**WHAT TO WORK ON**
Line by line, repeat the material below exactly and leave the images out.

**DATA FOR THIS EXERCISE**
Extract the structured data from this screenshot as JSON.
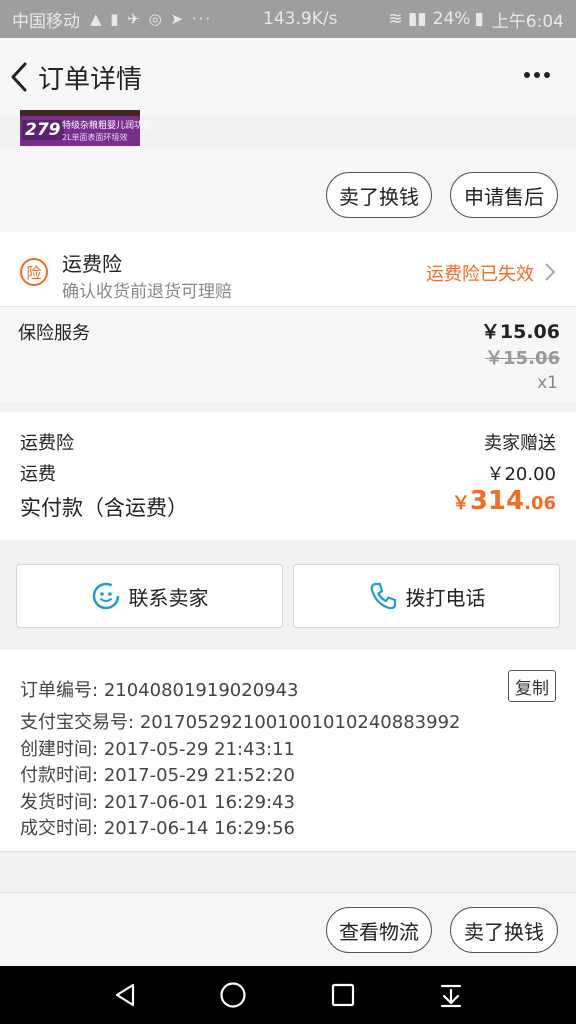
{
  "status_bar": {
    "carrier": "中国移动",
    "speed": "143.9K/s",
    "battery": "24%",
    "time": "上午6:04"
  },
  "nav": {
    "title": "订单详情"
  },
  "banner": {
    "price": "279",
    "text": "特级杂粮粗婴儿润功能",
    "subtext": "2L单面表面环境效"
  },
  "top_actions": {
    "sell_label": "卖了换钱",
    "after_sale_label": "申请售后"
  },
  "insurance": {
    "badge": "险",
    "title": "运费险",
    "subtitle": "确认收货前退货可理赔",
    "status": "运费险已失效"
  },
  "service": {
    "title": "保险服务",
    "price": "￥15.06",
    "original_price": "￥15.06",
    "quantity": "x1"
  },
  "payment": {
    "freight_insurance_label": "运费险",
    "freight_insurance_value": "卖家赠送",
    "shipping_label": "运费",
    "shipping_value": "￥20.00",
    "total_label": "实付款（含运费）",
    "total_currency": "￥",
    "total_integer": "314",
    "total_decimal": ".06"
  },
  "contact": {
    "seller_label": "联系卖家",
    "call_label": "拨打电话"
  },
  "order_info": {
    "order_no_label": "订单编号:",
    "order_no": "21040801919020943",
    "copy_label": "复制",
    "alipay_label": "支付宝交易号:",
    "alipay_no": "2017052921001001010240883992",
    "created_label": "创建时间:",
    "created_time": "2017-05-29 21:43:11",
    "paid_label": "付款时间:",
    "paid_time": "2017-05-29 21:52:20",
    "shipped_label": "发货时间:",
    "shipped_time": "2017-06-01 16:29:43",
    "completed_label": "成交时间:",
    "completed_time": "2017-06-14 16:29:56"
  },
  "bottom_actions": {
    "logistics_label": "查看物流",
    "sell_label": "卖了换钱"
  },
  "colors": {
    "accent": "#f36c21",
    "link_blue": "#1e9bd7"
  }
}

**ANSWER TO THIS EXERCISE**
Extract the structured data from this screenshot as JSON.
{
  "status_bar": {
    "carrier": "中国移动",
    "speed": "143.9K/s",
    "battery": "24%",
    "time": "上午6:04"
  },
  "nav": {
    "title": "订单详情"
  },
  "banner": {
    "price": "279",
    "text": "特级杂粮粗婴儿润功能",
    "subtext": "2L单面表面环境效"
  },
  "top_actions": {
    "sell_label": "卖了换钱",
    "after_sale_label": "申请售后"
  },
  "insurance": {
    "badge": "险",
    "title": "运费险",
    "subtitle": "确认收货前退货可理赔",
    "status": "运费险已失效"
  },
  "service": {
    "title": "保险服务",
    "price": "￥15.06",
    "original_price": "￥15.06",
    "quantity": "x1"
  },
  "payment": {
    "freight_insurance_label": "运费险",
    "freight_insurance_value": "卖家赠送",
    "shipping_label": "运费",
    "shipping_value": "￥20.00",
    "total_label": "实付款（含运费）",
    "total_currency": "￥",
    "total_integer": "314",
    "total_decimal": ".06"
  },
  "contact": {
    "seller_label": "联系卖家",
    "call_label": "拨打电话"
  },
  "order_info": {
    "order_no_label": "订单编号:",
    "order_no": "21040801919020943",
    "copy_label": "复制",
    "alipay_label": "支付宝交易号:",
    "alipay_no": "2017052921001001010240883992",
    "created_label": "创建时间:",
    "created_time": "2017-05-29 21:43:11",
    "paid_label": "付款时间:",
    "paid_time": "2017-05-29 21:52:20",
    "shipped_label": "发货时间:",
    "shipped_time": "2017-06-01 16:29:43",
    "completed_label": "成交时间:",
    "completed_time": "2017-06-14 16:29:56"
  },
  "bottom_actions": {
    "logistics_label": "查看物流",
    "sell_label": "卖了换钱"
  },
  "colors": {
    "accent": "#f36c21",
    "link_blue": "#1e9bd7"
  }
}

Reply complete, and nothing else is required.